** The data follows **

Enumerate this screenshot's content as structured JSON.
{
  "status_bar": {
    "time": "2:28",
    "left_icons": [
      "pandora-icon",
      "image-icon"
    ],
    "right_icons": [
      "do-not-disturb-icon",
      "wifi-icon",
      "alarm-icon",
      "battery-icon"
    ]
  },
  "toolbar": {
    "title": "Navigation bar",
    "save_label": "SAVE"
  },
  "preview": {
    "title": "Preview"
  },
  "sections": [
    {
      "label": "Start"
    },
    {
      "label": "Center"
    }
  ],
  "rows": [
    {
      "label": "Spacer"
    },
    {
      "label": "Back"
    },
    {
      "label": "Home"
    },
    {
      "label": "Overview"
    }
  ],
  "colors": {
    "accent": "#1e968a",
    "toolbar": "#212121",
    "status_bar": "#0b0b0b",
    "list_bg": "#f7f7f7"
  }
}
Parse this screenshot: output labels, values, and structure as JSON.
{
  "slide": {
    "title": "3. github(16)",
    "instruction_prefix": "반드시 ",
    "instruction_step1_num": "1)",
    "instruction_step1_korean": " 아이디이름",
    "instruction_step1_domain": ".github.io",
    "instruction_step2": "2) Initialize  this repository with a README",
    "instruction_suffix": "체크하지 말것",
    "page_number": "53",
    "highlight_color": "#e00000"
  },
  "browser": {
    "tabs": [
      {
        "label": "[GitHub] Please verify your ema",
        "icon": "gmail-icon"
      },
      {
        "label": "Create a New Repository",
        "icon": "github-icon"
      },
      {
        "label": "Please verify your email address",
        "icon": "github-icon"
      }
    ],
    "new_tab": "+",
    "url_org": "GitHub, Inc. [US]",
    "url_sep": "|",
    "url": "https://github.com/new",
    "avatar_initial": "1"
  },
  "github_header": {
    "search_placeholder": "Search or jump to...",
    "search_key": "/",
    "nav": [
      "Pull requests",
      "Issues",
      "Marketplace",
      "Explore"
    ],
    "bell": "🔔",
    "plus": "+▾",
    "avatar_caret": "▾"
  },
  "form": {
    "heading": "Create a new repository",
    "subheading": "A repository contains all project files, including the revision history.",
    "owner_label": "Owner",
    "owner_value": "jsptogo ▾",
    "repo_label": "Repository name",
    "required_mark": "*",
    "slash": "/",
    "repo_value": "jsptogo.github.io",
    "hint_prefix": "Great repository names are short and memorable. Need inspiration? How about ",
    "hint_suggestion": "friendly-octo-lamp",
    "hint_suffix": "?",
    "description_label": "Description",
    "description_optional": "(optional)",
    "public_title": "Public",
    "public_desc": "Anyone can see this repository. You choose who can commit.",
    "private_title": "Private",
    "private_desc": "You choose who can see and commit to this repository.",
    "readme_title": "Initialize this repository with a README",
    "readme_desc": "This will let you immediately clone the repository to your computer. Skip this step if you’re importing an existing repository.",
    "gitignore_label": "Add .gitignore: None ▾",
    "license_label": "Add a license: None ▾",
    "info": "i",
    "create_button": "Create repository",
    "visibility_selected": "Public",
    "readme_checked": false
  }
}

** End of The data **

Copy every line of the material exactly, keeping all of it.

Enumerate this screenshot's content as structured JSON.
{
  "status_bar": {
    "time": "2:28",
    "left_icons": [
      "pandora-icon",
      "image-icon"
    ],
    "right_icons": [
      "do-not-disturb-icon",
      "wifi-icon",
      "alarm-icon",
      "battery-icon"
    ]
  },
  "toolbar": {
    "title": "Navigation bar",
    "save_label": "SAVE"
  },
  "preview": {
    "title": "Preview"
  },
  "sections": [
    {
      "label": "Start"
    },
    {
      "label": "Center"
    }
  ],
  "rows": [
    {
      "label": "Spacer"
    },
    {
      "label": "Back"
    },
    {
      "label": "Home"
    },
    {
      "label": "Overview"
    }
  ],
  "colors": {
    "accent": "#1e968a",
    "toolbar": "#212121",
    "status_bar": "#0b0b0b",
    "list_bg": "#f7f7f7"
  }
}
Parse this screenshot: output labels, values, and structure as JSON.
{
  "slide": {
    "title": "3. github(16)",
    "instruction_prefix": "반드시 ",
    "instruction_step1_num": "1)",
    "instruction_step1_korean": " 아이디이름",
    "instruction_step1_domain": ".github.io",
    "instruction_step2": "2) Initialize  this repository with a README",
    "instruction_suffix": "체크하지 말것",
    "page_number": "53",
    "highlight_color": "#e00000"
  },
  "browser": {
    "tabs": [
      {
        "label": "[GitHub] Please verify your ema",
        "icon": "gmail-icon"
      },
      {
        "label": "Create a New Repository",
        "icon": "github-icon"
      },
      {
        "label": "Please verify your email address",
        "icon": "github-icon"
      }
    ],
    "new_tab": "+",
    "url_org": "GitHub, Inc. [US]",
    "url_sep": "|",
    "url": "https://github.com/new",
    "avatar_initial": "1"
  },
  "github_header": {
    "search_placeholder": "Search or jump to...",
    "search_key": "/",
    "nav": [
      "Pull requests",
      "Issues",
      "Marketplace",
      "Explore"
    ],
    "bell": "🔔",
    "plus": "+▾",
    "avatar_caret": "▾"
  },
  "form": {
    "heading": "Create a new repository",
    "subheading": "A repository contains all project files, including the revision history.",
    "owner_label": "Owner",
    "owner_value": "jsptogo ▾",
    "repo_label": "Repository name",
    "required_mark": "*",
    "slash": "/",
    "repo_value": "jsptogo.github.io",
    "hint_prefix": "Great repository names are short and memorable. Need inspiration? How about ",
    "hint_suggestion": "friendly-octo-lamp",
    "hint_suffix": "?",
    "description_label": "Description",
    "description_optional": "(optional)",
    "public_title": "Public",
    "public_desc": "Anyone can see this repository. You choose who can commit.",
    "private_title": "Private",
    "private_desc": "You choose who can see and commit to this repository.",
    "readme_title": "Initialize this repository with a README",
    "readme_desc": "This will let you immediately clone the repository to your computer. Skip this step if you’re importing an existing repository.",
    "gitignore_label": "Add .gitignore: None ▾",
    "license_label": "Add a license: None ▾",
    "info": "i",
    "create_button": "Create repository",
    "visibility_selected": "Public",
    "readme_checked": false
  }
}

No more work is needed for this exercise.